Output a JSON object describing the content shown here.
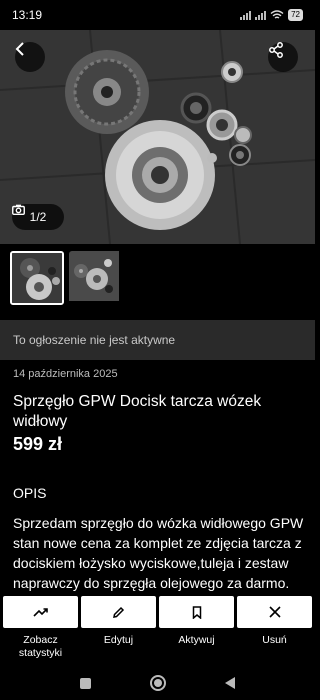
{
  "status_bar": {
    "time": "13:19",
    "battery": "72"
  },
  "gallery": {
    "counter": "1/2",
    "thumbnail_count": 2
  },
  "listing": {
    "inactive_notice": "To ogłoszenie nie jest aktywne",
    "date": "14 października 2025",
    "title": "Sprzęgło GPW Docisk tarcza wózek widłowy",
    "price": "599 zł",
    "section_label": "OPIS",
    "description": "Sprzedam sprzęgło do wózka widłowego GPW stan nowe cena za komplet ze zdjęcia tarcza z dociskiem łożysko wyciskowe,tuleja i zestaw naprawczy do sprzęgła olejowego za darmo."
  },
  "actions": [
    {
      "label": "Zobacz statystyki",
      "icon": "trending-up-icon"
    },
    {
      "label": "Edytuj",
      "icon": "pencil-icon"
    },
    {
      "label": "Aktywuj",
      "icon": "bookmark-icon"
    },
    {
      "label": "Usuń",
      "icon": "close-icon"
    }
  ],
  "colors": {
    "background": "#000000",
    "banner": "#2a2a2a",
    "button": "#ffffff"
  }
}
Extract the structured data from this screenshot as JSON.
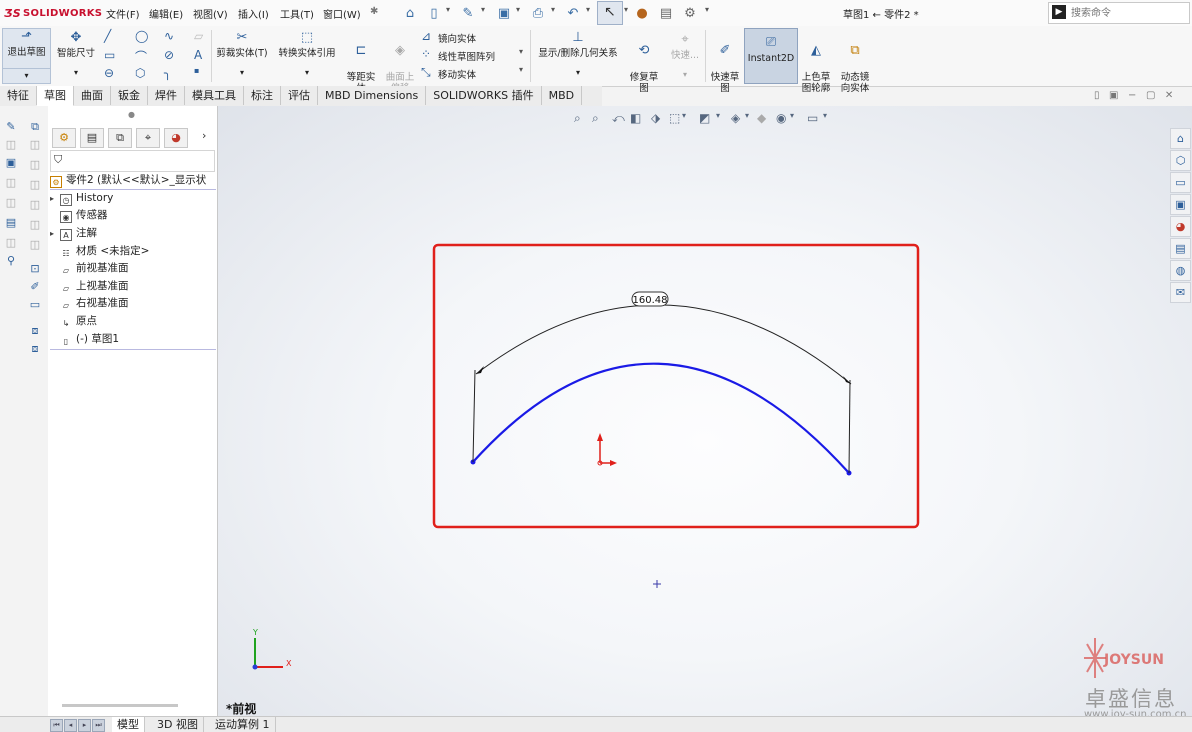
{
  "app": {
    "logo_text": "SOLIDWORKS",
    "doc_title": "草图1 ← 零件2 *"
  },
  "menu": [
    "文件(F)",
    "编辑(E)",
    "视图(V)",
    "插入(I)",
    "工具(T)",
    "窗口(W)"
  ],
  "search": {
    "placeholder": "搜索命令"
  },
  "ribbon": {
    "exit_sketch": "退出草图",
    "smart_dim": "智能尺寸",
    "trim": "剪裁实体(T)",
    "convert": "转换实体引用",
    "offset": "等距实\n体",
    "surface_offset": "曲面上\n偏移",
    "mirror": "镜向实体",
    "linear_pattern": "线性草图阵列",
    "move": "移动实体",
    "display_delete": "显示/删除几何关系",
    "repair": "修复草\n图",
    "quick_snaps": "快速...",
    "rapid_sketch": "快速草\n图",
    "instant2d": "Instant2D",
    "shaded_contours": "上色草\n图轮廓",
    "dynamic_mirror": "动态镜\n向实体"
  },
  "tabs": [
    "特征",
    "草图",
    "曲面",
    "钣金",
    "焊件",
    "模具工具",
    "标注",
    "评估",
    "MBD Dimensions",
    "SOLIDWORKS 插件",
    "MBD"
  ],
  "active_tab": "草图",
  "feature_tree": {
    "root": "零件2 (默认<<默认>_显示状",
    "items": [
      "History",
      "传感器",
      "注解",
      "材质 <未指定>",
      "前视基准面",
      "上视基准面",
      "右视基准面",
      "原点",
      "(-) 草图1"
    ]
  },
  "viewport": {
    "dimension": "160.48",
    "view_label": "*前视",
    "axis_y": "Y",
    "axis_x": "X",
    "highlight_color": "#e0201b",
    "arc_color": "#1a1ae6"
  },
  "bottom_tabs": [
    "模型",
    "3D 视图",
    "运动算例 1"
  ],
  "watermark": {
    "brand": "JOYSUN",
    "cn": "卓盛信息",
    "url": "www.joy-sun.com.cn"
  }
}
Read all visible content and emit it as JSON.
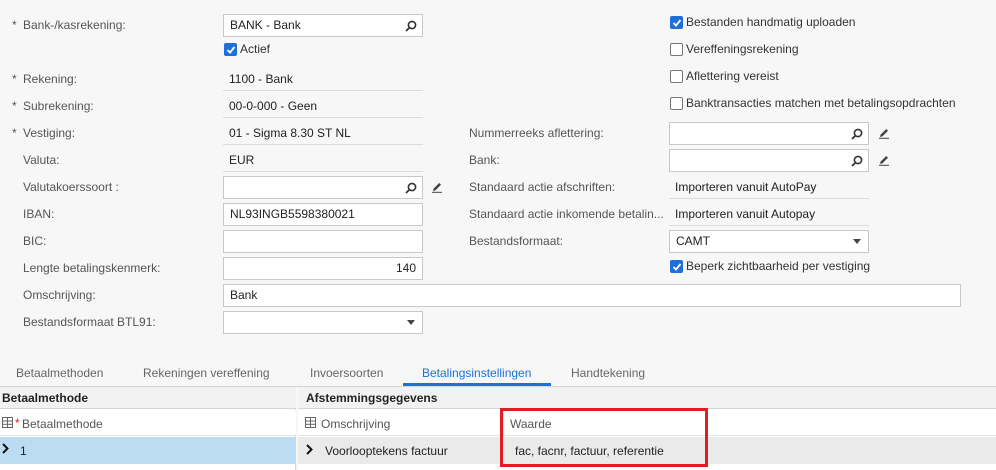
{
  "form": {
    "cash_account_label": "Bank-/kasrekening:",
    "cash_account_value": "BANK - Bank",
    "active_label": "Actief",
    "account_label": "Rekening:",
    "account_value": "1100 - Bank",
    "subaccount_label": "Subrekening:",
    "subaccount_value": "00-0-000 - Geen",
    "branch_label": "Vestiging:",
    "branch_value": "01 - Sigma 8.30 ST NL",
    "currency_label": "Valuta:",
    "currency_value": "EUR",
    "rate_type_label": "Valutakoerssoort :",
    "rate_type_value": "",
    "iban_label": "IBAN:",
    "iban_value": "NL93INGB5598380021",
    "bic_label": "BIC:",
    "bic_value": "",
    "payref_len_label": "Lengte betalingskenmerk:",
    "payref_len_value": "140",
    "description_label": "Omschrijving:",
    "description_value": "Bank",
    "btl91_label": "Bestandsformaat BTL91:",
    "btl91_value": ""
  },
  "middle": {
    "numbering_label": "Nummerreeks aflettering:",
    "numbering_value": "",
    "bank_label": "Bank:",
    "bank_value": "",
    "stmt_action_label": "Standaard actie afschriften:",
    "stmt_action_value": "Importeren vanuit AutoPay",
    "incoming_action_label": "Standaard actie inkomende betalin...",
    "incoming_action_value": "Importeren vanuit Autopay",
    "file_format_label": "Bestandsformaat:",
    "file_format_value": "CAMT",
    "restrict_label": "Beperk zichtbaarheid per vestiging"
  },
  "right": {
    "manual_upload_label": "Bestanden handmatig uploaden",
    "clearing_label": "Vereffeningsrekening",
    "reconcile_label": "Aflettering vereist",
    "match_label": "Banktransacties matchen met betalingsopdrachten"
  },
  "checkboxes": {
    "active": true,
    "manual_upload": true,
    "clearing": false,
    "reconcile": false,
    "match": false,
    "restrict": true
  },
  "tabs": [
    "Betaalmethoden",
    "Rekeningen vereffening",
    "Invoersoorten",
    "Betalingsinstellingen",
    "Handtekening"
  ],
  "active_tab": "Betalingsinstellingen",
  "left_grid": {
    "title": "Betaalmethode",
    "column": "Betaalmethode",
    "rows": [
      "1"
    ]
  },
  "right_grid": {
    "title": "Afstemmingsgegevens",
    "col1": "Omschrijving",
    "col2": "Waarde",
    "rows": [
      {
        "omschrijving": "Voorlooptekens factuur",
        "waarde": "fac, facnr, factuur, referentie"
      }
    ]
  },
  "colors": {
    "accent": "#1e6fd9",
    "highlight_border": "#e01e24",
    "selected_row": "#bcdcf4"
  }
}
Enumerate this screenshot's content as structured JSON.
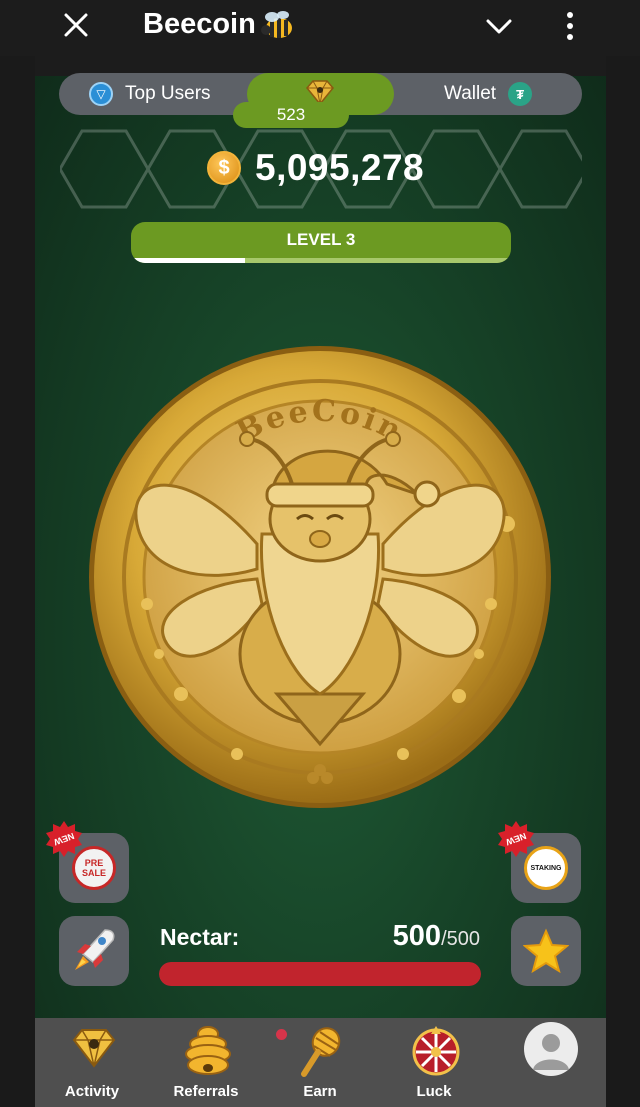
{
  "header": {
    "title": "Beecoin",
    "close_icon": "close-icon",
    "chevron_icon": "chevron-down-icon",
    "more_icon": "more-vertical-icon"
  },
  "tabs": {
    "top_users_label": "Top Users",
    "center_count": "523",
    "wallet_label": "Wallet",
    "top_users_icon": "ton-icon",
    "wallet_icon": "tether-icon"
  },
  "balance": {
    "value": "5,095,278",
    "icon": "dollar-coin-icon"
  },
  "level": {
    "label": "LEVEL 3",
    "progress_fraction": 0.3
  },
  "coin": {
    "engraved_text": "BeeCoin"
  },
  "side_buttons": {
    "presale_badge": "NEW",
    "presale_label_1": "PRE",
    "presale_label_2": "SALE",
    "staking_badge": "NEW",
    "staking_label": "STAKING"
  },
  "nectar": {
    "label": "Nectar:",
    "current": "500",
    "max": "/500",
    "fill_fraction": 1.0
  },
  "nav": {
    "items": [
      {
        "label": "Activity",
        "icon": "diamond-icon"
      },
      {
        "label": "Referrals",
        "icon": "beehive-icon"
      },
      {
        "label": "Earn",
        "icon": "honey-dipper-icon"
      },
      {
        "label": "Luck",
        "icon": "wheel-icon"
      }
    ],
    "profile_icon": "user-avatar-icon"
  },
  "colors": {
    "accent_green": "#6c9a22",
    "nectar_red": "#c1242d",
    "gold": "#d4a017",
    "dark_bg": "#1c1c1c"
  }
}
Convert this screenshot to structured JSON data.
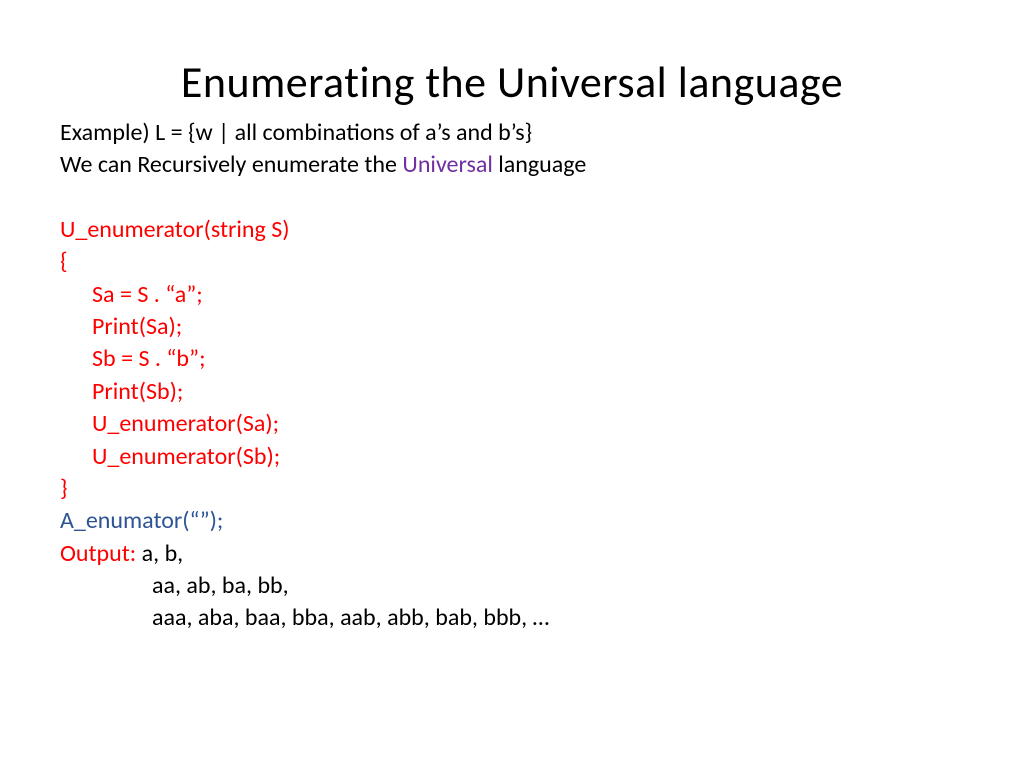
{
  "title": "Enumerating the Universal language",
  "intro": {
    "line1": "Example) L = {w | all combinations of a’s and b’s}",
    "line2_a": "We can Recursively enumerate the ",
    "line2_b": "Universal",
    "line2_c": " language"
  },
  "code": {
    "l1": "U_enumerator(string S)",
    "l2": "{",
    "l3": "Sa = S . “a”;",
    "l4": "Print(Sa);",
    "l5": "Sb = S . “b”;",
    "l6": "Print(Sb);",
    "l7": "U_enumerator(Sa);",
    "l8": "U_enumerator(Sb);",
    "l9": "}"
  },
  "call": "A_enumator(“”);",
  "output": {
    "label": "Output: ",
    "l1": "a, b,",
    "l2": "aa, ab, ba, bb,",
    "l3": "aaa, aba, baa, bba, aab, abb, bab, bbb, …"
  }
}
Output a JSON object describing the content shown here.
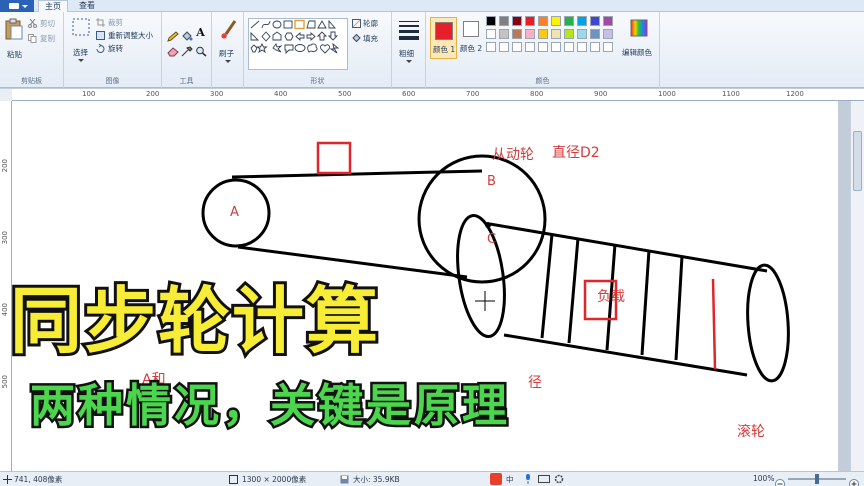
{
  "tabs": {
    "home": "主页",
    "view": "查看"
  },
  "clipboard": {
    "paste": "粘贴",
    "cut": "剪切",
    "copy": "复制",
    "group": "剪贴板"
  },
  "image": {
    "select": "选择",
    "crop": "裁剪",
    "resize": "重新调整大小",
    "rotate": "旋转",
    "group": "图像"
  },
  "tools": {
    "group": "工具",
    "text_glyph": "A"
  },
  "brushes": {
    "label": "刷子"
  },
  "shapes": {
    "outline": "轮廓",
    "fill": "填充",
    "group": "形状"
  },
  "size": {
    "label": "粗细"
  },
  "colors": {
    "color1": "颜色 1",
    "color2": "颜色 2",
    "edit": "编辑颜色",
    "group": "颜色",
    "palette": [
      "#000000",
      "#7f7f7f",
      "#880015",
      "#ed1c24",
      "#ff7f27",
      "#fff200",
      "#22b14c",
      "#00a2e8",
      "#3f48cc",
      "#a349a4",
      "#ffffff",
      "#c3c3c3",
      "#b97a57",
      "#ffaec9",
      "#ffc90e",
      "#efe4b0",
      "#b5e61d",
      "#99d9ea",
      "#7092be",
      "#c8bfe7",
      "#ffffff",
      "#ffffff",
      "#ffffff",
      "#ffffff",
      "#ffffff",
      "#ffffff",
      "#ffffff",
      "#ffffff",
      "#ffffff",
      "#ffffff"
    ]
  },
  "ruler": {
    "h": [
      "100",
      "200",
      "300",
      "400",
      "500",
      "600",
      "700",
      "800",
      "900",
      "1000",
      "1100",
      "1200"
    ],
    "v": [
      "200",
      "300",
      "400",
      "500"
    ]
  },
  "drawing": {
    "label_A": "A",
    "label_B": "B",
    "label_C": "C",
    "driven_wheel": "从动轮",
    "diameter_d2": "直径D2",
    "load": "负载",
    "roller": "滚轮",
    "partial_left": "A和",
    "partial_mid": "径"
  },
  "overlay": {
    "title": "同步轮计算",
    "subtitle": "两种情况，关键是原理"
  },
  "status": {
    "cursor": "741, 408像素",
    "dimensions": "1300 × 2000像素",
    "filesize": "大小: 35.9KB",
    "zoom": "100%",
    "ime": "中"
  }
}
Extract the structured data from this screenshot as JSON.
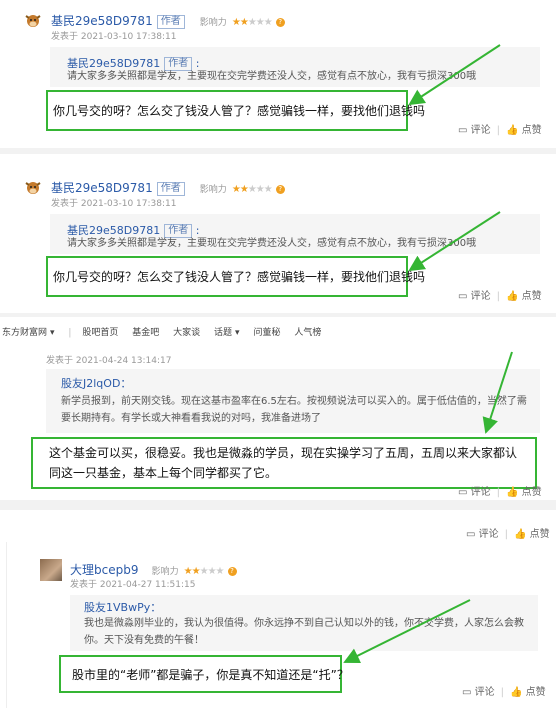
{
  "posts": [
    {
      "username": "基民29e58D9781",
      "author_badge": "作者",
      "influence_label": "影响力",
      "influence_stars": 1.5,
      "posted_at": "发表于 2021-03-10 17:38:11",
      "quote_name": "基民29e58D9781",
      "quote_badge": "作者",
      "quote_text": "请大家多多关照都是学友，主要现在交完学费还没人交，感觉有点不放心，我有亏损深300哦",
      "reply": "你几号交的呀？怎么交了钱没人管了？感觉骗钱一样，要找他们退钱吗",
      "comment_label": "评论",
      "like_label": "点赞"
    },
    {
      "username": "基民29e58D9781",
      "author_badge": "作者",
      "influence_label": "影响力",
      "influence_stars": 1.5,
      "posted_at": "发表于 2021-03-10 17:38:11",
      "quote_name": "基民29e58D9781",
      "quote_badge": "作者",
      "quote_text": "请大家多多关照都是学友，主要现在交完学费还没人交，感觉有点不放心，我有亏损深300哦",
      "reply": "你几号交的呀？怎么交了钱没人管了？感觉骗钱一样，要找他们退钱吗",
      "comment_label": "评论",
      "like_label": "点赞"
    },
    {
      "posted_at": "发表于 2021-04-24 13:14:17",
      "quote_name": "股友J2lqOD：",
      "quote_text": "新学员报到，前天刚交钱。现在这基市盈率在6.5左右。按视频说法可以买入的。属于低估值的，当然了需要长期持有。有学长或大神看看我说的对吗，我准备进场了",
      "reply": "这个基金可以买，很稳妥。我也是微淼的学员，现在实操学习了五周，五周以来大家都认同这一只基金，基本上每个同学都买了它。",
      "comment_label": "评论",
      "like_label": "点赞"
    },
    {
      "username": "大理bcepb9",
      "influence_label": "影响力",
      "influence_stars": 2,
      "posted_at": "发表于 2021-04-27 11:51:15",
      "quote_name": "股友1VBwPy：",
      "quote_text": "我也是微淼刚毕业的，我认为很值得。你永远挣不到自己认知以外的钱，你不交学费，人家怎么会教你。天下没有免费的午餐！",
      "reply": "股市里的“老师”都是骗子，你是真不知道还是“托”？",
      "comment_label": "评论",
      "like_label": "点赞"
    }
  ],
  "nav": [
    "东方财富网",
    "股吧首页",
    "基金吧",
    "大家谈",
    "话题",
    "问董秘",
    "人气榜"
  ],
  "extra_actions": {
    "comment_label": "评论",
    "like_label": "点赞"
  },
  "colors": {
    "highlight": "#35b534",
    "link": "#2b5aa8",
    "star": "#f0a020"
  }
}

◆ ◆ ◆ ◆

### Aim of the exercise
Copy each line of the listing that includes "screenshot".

### Solution for this problem
Extract the structured data from this screenshot as JSON.
Enumerate this screenshot's content as structured JSON.
Convert this screenshot to structured JSON data.
Extract the structured data from this screenshot as JSON.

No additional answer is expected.